Sunday, November 10, 2013

Life Is Loving, Loving Is Life

A commissioned reading was scheduled for Friday. For these readings, the client and I schedule the day they are to call so I can make sure to have my cell phone with me and someplace with cell phone service (ie not the mountains at a silent meditation retreat). Since I don't know when they will call, it is still quite random. As usual, I had a full roster of errands so I would be in a variety of visual and cultural environments. It turns out that when they called, I was actually at the vet's checking into my dog's labored breathing and hacking cough. I took the first two photos there while waiting to get the final diagnosis, which was so shocking that I forgot about taking the third picture until I was at my next destination. Obviously, not good news. Two months ago I adopted a rescued dog who has been unloved for all of his 12-13 years but in spite of that, has been nothing but adoring, cheerful, bright and  and perkier than a 2 year old. And funny looking. Old Man Genkins has huge ears, he is missing half his teeth, his front legs are bow-legged, his kneecaps are in the wrong spot and his rear end is way taller than his front.  Imagine a rhinoceros mixed with a chihuahua. Sadly, he also has an enlarged heart and it's a matter of when it will rupture, not if. In shock, I drove on to the hospice facility where my mother is temporarily staying while my father takes a much needed break. She can't speak but she can sing, although I don't recognize any of the tunes. But it's easy to follow along with her since it's mainly a lot of "la la la's" and "dee dah dee dah dee dee dee" and she really enjoys my attempts to harmonize. After she fell asleep, I had time to think about the day. Rather than feeling depressed, I felt very much needed and very lucky that I was in a position to love the little dog as much as I can while I can so that his last days are happy ones. I believe this will no doubt involve bacon and walks. And after a life-time of being unable to help my mother's suffering from schizophrenia in any way, I cannot express what a joy it is to make her laugh and sing.  Eventually, I remembered that I was an Oracle and I took the final photograph and emailed all three to my caller. When I received her question, I replied that I wasn't sure if the images themselves answered the question but my activities I was involved in while taking the photographs were the answer to the question for me.
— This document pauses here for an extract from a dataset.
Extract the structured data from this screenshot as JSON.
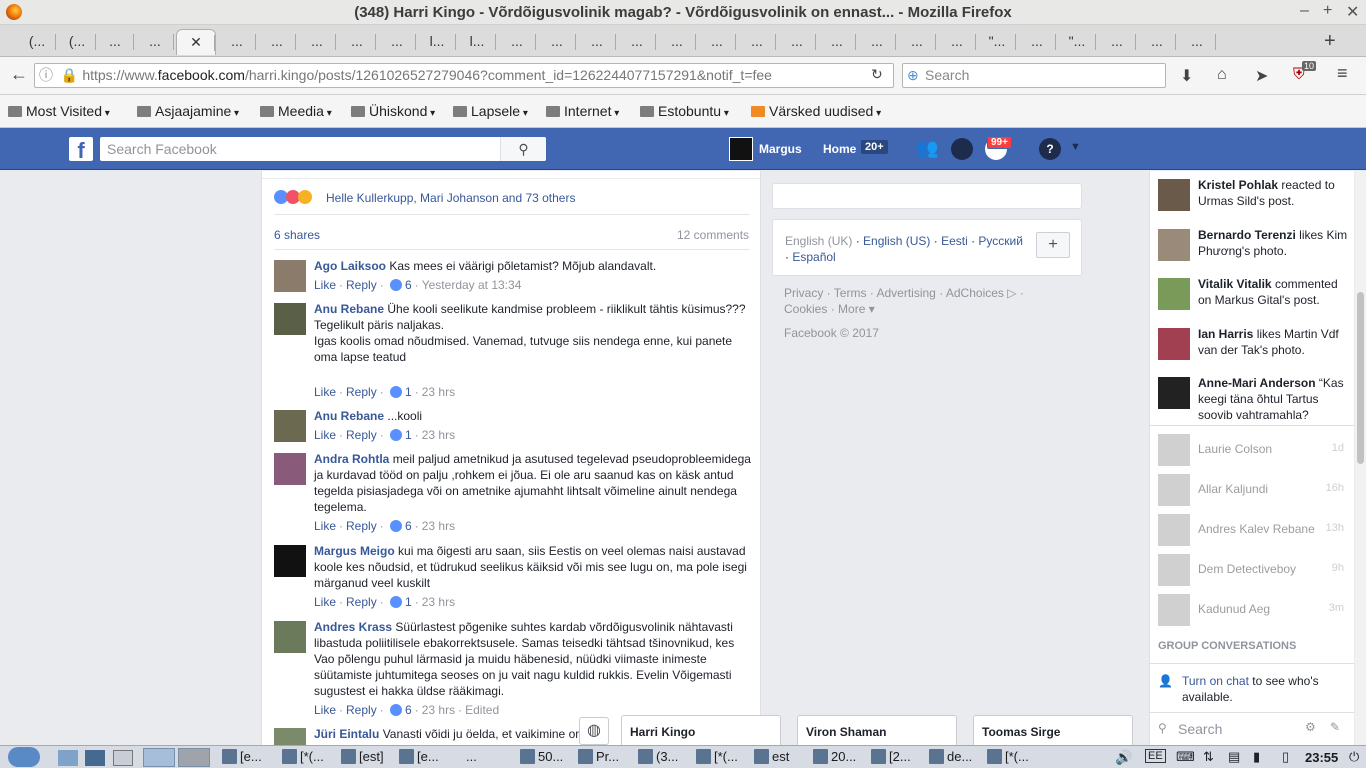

1 comment:

Cherry said...

This is a beautiful essay! It made my heart feel bigger.